Description of the task:
Collect every line of the records below that contains the word "this".

Source material:
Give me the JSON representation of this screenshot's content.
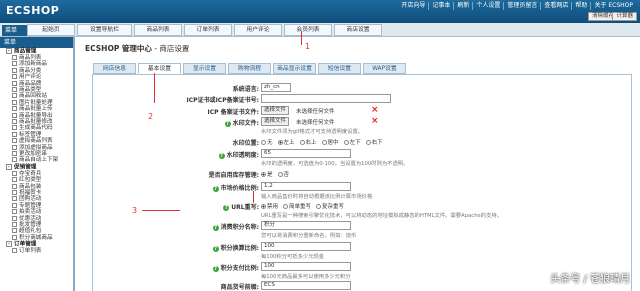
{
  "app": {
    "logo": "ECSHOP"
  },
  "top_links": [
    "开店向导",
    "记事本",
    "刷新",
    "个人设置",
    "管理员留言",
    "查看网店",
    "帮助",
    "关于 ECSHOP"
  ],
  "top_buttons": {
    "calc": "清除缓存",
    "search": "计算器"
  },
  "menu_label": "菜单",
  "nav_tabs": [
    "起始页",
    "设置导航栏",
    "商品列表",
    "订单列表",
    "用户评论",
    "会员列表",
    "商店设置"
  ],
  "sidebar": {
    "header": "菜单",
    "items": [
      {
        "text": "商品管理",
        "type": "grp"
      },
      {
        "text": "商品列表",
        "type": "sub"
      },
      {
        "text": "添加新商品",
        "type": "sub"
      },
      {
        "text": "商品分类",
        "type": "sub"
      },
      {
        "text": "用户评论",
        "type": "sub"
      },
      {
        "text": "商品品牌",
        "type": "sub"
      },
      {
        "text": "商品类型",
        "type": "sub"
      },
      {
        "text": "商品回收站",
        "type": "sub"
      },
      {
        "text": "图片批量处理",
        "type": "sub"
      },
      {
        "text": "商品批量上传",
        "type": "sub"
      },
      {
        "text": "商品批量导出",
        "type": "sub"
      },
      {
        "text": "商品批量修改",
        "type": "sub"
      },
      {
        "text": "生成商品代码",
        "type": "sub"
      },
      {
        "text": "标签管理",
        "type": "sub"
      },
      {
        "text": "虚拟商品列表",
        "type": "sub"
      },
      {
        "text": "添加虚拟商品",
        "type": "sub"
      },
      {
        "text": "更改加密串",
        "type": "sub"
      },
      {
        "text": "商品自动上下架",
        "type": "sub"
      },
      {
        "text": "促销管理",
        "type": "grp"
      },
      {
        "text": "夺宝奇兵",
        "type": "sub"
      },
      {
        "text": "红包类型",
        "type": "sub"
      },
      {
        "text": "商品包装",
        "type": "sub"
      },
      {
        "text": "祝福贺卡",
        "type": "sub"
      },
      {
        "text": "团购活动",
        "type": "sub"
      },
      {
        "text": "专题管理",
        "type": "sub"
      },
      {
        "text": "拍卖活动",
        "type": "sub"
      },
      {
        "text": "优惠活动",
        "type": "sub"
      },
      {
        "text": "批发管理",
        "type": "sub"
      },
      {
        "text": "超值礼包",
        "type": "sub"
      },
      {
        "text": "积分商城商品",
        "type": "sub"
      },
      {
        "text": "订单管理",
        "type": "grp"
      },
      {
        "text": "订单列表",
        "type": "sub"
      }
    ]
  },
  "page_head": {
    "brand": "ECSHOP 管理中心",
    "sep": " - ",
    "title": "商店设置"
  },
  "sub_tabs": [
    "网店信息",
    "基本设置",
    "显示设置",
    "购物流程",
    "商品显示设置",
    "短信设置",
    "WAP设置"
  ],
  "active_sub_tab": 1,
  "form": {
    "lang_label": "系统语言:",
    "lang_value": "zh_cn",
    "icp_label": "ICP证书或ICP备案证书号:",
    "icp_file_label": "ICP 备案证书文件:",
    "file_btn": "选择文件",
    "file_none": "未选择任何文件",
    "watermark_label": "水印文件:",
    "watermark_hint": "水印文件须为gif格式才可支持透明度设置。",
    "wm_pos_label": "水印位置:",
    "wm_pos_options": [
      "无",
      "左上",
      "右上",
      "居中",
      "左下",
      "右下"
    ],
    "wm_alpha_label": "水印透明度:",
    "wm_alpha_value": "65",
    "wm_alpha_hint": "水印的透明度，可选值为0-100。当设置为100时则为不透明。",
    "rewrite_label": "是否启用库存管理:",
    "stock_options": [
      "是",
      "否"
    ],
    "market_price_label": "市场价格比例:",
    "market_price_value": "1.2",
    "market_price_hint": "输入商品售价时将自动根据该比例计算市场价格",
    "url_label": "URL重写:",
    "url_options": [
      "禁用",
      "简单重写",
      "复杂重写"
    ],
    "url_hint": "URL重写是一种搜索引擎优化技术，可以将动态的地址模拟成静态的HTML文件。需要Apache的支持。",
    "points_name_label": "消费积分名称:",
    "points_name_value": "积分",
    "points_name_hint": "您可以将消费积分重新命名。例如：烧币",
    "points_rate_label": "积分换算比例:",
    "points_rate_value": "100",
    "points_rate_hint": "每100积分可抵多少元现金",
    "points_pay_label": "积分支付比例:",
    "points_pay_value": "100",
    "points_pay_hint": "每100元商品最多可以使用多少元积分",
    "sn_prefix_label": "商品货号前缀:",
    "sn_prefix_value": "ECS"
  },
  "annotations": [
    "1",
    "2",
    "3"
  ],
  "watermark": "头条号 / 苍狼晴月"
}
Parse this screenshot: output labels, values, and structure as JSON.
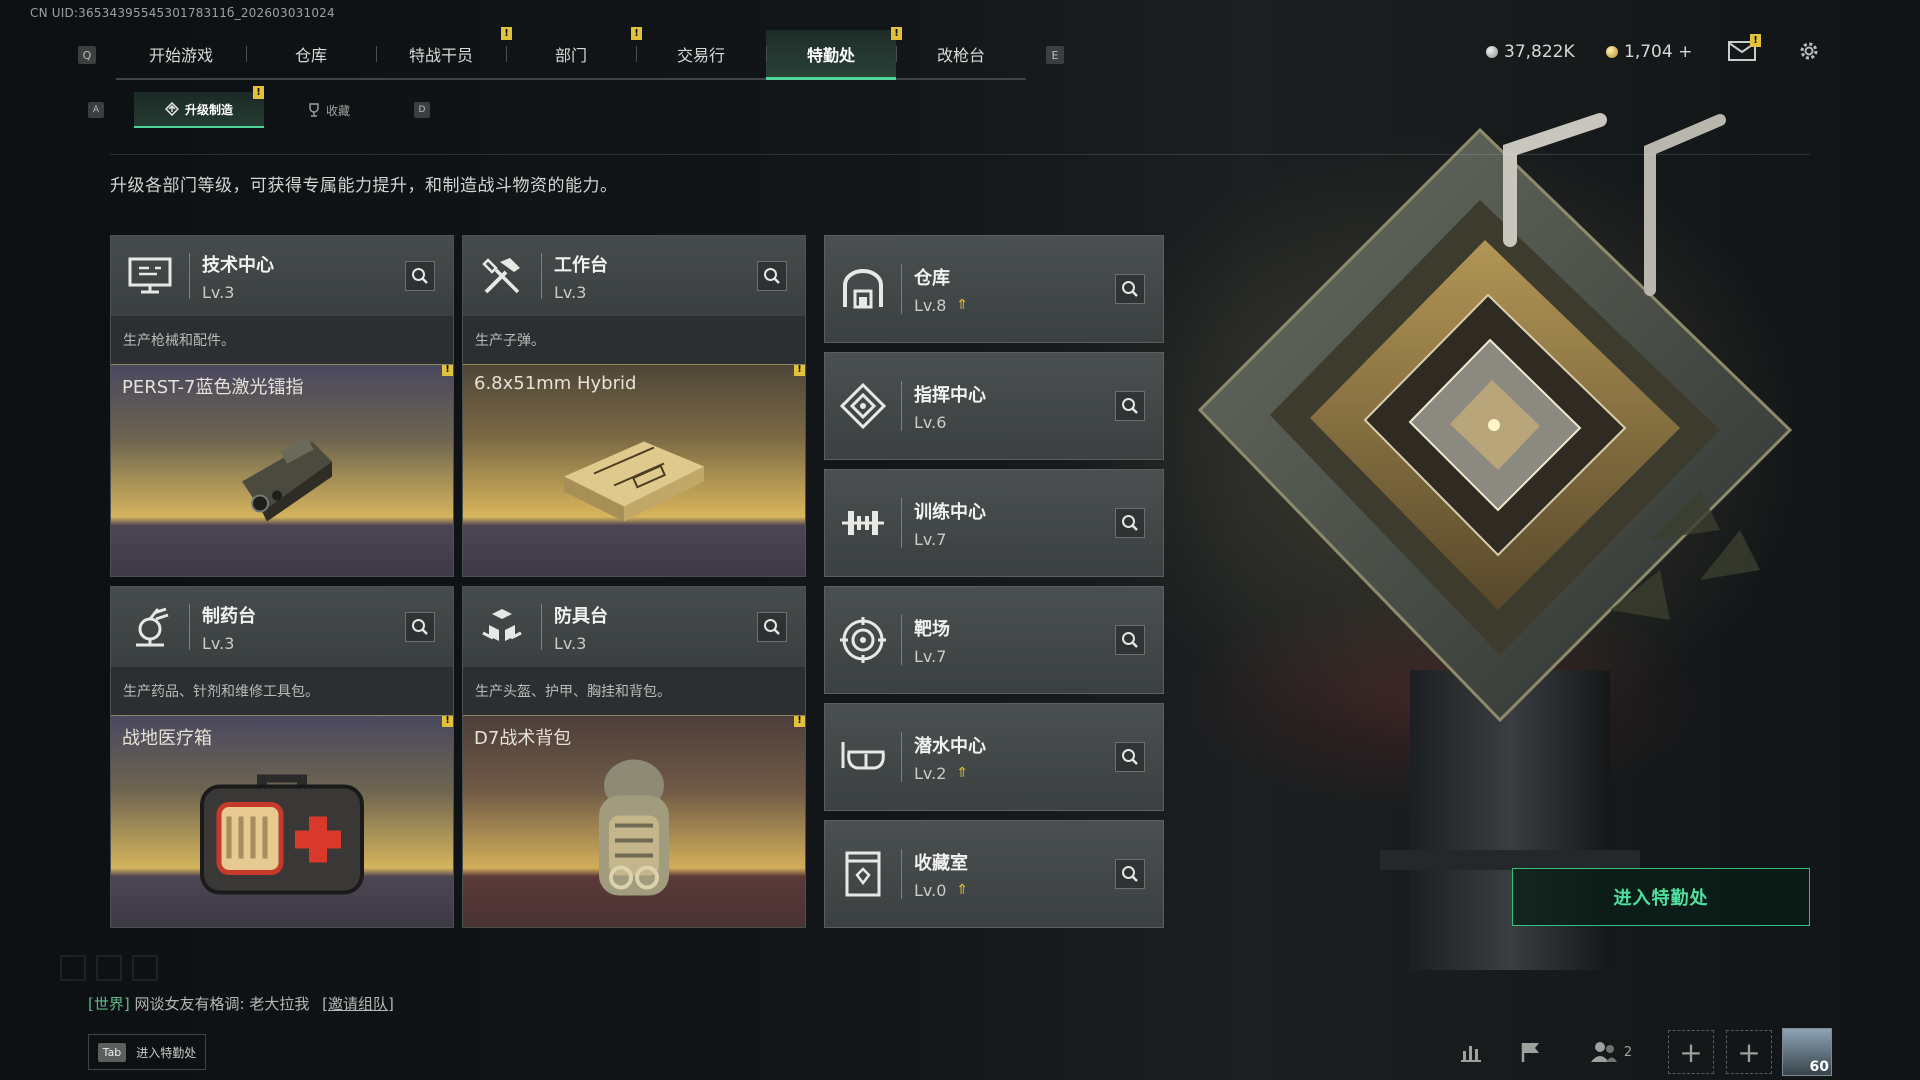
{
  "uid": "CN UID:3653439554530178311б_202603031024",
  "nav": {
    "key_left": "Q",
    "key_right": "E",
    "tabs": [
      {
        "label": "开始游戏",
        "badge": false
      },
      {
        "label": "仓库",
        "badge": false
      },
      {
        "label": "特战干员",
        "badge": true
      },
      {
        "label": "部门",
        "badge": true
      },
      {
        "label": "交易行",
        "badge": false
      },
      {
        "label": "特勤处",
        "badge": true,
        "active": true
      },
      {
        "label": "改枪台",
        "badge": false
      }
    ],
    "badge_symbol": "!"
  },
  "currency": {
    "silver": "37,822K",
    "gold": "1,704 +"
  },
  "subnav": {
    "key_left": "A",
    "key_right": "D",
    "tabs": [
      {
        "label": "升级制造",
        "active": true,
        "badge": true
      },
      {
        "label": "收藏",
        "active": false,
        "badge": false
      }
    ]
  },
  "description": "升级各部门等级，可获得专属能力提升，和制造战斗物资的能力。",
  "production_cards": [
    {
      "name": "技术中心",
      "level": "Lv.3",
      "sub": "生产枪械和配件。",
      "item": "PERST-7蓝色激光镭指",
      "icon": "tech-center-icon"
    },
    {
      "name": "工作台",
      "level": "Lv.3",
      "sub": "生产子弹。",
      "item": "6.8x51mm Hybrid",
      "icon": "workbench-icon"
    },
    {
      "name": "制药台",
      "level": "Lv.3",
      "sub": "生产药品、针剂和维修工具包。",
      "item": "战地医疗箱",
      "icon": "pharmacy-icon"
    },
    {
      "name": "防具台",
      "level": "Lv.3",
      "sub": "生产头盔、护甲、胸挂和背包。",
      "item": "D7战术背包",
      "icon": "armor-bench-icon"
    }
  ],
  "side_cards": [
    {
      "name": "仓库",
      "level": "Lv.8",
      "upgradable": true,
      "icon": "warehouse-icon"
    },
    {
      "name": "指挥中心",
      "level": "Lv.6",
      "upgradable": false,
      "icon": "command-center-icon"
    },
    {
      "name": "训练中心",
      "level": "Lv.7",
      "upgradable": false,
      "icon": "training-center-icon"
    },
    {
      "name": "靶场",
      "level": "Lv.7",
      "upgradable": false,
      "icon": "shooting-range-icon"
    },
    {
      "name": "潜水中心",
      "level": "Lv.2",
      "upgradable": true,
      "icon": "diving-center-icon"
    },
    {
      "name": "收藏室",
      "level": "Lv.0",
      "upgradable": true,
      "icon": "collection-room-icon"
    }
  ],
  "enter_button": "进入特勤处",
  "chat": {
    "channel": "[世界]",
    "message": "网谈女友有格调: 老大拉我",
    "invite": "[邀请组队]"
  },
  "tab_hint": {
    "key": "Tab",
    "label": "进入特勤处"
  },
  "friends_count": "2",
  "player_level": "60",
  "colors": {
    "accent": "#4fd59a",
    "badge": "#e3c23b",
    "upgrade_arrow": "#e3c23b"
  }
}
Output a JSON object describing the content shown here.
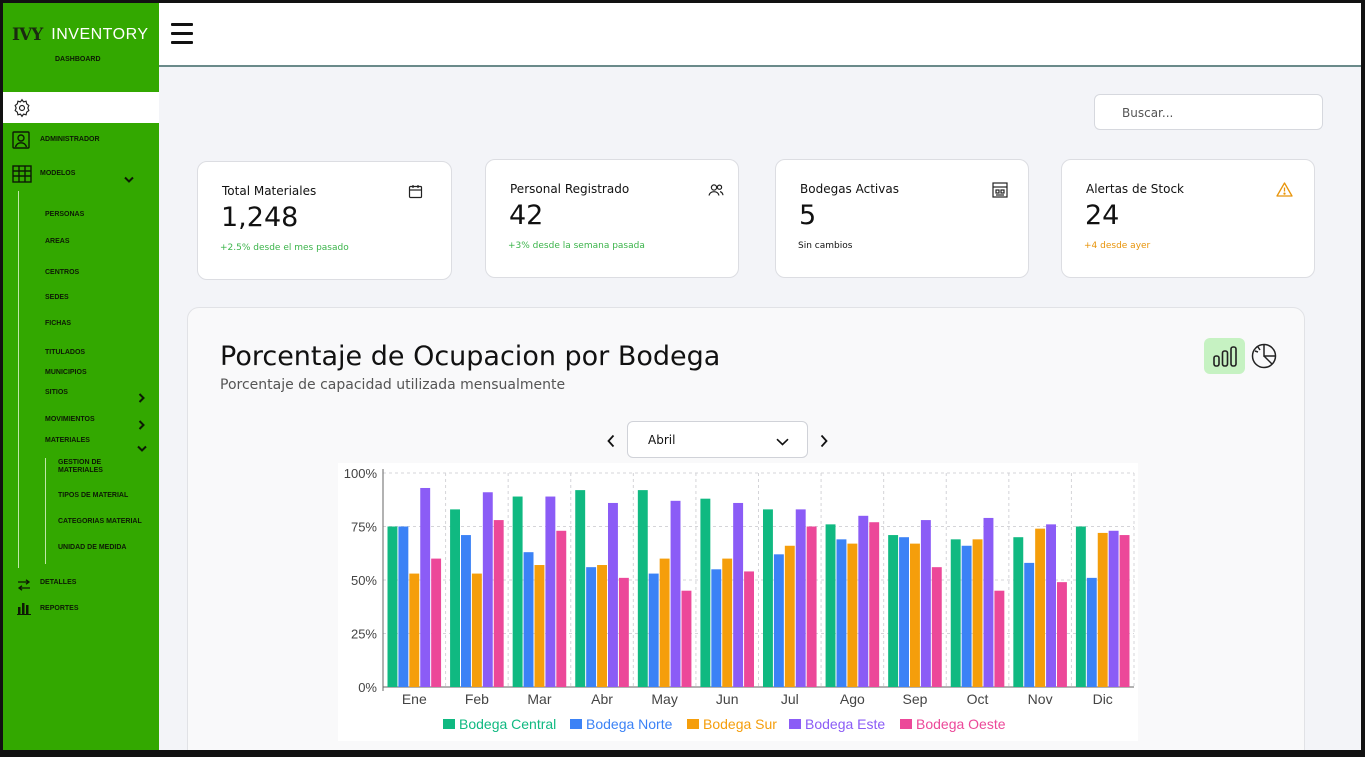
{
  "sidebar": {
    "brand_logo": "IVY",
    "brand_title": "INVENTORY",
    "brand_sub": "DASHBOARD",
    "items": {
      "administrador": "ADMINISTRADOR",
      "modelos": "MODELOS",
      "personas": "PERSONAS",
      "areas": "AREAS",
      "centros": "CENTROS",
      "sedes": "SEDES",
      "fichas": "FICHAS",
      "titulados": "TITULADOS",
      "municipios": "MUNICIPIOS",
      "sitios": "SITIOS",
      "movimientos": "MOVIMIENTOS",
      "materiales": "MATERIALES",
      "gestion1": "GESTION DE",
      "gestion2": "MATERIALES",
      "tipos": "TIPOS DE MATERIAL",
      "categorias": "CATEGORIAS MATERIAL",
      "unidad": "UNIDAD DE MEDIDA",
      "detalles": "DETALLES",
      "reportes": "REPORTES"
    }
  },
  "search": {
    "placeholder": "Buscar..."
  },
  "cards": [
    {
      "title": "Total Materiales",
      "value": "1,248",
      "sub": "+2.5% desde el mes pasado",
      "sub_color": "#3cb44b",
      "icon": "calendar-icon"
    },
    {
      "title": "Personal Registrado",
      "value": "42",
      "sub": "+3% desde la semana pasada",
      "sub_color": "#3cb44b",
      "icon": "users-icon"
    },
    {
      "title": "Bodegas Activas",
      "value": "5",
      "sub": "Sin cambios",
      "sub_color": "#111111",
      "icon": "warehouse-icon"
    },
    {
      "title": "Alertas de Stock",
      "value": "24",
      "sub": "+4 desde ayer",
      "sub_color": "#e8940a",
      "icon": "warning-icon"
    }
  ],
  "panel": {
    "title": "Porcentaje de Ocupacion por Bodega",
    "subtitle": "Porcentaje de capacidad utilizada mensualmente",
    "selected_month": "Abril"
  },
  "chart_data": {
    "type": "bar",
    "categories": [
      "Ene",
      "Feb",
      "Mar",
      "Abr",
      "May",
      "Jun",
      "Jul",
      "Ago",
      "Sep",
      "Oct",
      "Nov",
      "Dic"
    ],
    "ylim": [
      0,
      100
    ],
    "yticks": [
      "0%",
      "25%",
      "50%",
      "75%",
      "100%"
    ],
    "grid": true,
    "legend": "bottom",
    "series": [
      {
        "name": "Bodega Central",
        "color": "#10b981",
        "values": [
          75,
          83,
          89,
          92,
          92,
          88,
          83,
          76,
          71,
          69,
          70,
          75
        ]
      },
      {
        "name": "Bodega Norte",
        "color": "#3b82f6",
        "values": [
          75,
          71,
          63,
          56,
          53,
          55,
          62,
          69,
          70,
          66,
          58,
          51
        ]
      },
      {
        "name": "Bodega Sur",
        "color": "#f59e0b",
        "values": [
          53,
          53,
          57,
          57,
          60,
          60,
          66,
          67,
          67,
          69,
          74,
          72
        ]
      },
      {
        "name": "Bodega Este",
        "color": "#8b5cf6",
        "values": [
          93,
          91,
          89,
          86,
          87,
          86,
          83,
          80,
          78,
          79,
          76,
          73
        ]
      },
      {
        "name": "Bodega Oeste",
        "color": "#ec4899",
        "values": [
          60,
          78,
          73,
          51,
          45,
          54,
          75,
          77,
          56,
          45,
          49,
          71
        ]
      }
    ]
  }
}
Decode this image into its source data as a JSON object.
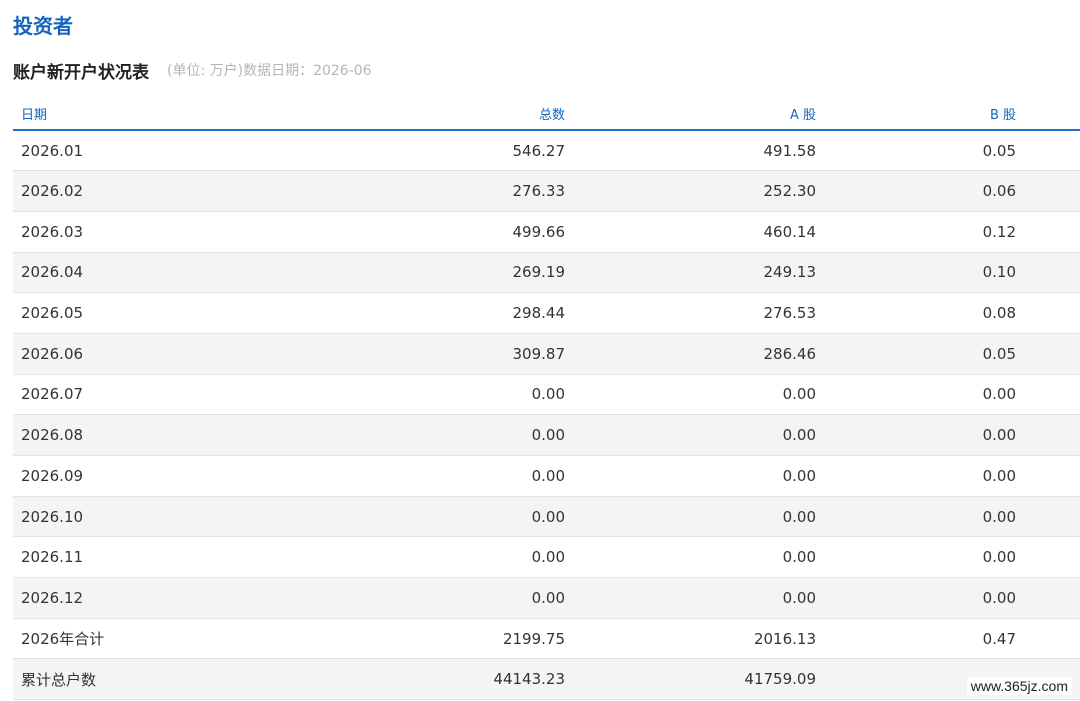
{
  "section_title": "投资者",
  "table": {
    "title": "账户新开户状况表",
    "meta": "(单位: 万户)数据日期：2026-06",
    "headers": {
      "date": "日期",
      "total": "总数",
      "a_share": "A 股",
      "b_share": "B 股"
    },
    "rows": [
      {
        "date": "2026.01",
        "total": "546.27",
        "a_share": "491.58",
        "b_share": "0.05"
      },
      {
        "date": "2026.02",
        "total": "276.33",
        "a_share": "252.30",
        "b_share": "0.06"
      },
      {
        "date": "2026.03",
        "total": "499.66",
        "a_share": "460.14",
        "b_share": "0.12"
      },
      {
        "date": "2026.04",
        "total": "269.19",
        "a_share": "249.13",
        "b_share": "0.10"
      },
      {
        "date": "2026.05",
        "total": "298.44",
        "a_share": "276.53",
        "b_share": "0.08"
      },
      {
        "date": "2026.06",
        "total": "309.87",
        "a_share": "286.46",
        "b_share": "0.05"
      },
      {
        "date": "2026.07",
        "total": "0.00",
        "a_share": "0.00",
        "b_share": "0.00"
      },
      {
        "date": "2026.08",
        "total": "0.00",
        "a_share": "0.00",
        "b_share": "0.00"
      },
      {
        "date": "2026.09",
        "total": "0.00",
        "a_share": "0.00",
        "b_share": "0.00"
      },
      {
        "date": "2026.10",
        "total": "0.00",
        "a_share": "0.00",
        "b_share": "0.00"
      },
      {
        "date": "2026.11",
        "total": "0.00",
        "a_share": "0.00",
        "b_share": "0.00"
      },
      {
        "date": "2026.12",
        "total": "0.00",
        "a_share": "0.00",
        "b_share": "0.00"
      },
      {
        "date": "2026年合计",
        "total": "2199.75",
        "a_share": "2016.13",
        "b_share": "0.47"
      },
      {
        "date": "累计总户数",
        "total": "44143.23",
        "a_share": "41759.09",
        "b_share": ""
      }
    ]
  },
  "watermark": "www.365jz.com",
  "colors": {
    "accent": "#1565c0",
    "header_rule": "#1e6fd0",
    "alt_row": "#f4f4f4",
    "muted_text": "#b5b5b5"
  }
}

Task solution:
Give me the JSON representation of this screenshot's content.
Parse this screenshot: output labels, values, and structure as JSON.
Decode this image into its source data as a JSON object.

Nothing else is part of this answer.